For example, if the Strategic or Dynamic or Tactical asset allocation suggests a 30% allocation to debt strategies and the benchmarks for this allocation is the UBS Composite (in the case of Australian debt) and Barclays Global Aggregate (for Global debt), then allocating an Unconstrained debt fund will potentially reduce the required exposure to these asset classes…certainly the strategies we looked at had little to no correlation to these indices hence changing the asset allocation. This is the main reason why allocating to the debt asset class more often than not is inappropriate.
So what we are left with is the allocation of unconstrained debt strategies to the Alternatives asset class. However, this still creates some problems and the first problem relates to the definition and objective of Alternatives.
For most investors the alternatives asset class is the non-traditional asset class. It comprises anything that has little to no relationship with traditional debt and equity investments. It therefore comprises assets such as hard and soft commodities, illiquid assets like private equity, direct property and direct infrastructure, and complex hedge fund strategies like global macro, arbitrage, short selling, managed futures, and exotic derivatives like structured products. Given their complexity and perceived lack of relationship over time with traditional markets, unconstrained debt strategies appear to sit neatly amongst the complexity of hedge fund strategies.

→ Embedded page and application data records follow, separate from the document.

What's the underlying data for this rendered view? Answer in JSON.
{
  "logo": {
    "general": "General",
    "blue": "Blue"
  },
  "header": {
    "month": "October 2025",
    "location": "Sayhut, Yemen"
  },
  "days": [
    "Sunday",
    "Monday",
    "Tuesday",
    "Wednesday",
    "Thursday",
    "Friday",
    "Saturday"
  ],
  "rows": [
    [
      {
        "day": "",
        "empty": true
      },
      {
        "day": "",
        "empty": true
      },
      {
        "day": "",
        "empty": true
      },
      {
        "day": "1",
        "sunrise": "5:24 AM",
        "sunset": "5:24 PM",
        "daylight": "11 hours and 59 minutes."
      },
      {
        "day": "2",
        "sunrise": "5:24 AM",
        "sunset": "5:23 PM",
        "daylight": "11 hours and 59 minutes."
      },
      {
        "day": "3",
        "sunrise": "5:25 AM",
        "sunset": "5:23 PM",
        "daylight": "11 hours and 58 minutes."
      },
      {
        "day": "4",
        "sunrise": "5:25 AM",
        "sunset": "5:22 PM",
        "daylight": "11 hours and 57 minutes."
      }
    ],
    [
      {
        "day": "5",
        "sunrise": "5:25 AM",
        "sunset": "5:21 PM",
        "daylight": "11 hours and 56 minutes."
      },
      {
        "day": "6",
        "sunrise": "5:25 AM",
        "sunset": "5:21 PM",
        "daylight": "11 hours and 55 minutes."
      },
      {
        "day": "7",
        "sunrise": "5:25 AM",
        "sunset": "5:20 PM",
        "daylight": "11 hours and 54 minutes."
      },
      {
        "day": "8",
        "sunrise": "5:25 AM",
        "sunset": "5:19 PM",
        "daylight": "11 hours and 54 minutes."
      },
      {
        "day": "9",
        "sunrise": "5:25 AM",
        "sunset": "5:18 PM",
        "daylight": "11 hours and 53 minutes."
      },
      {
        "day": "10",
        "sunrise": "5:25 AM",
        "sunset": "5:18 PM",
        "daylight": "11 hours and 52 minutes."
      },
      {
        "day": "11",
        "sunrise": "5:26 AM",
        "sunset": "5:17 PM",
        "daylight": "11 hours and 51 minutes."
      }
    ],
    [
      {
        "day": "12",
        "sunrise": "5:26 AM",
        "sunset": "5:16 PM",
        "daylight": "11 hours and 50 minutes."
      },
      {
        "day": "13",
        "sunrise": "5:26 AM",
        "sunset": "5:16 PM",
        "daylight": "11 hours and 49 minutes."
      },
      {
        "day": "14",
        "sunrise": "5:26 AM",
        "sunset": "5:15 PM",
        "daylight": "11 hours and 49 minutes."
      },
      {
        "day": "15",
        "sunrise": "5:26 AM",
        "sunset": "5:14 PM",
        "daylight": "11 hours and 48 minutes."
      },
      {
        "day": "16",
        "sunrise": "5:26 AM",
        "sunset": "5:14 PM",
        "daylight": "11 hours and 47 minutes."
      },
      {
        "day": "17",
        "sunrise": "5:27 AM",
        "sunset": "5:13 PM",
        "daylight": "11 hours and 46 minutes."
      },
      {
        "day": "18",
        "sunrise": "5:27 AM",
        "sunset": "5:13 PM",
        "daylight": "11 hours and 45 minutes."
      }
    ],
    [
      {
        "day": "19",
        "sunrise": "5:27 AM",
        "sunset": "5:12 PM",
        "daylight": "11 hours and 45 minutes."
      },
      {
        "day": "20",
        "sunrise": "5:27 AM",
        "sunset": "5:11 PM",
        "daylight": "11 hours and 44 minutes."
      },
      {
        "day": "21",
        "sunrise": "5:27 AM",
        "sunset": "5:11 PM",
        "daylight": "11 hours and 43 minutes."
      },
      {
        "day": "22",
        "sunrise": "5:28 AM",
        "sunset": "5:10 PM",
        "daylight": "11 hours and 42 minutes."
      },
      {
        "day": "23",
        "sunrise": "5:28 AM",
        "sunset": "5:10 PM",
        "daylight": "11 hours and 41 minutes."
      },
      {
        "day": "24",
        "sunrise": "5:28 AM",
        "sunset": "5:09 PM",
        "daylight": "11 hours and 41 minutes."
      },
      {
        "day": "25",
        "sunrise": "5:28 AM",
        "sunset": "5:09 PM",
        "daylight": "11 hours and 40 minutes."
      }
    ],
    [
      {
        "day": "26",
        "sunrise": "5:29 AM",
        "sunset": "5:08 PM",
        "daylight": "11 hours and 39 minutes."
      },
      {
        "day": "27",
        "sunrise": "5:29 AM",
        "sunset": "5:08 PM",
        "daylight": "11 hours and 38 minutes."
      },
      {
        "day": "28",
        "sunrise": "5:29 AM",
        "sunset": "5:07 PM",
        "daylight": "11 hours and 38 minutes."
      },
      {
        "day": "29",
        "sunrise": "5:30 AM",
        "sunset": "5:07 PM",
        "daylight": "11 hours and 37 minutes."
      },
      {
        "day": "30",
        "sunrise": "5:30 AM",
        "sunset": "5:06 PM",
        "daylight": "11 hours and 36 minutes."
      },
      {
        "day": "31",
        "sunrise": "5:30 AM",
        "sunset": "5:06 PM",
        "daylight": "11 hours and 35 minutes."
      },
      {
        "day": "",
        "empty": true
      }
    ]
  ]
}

However, an arbitrary allocation to the Alternatives should never occur…arbitrary allocation will obviously increase unnecessary risks as it is possible to create both a low risk alternatives portfolio and a high risk alternatives portfolio so constructing according to objectives is a must.
The design of the Alternatives portfolio is part of the broader portfolio so should have careful consideration of potential correlations with not just the remaining alternative investments but traditional asset classes too and particularly in times of stress. Secondly, how will the unconstrained debt strategy likely contribute to the desired return and risk of the alternatives and overall portfolios?
Correcting the Portfolio Construction Flaw
The approach of considering an individual investment at the same time as the broader portfolio’s return and risk objectives should not just occur within the Alternatives Asset Class but at the overall portfolio level as well. Separating the beta decision from the alpha decision is an inefficient approach to portfolio construction and the decisions should be made together with portfolios return and risk objectives top of mind at all times.
This approach removes the two step approach to investing that the advice industry has embraced moving towards an integrated asset class and investment selection approach. The asset class allocation then becomes the output instead of the input.
Of course, all of this is perhaps easier said than done and it may produce other risks unstated and perhaps require tools or skills that are not available…but an integrated asset class and investment approach should increase the alignment with return and risk objectives instead of the current approach in which the investment decision often ruins the recommended asset allocation.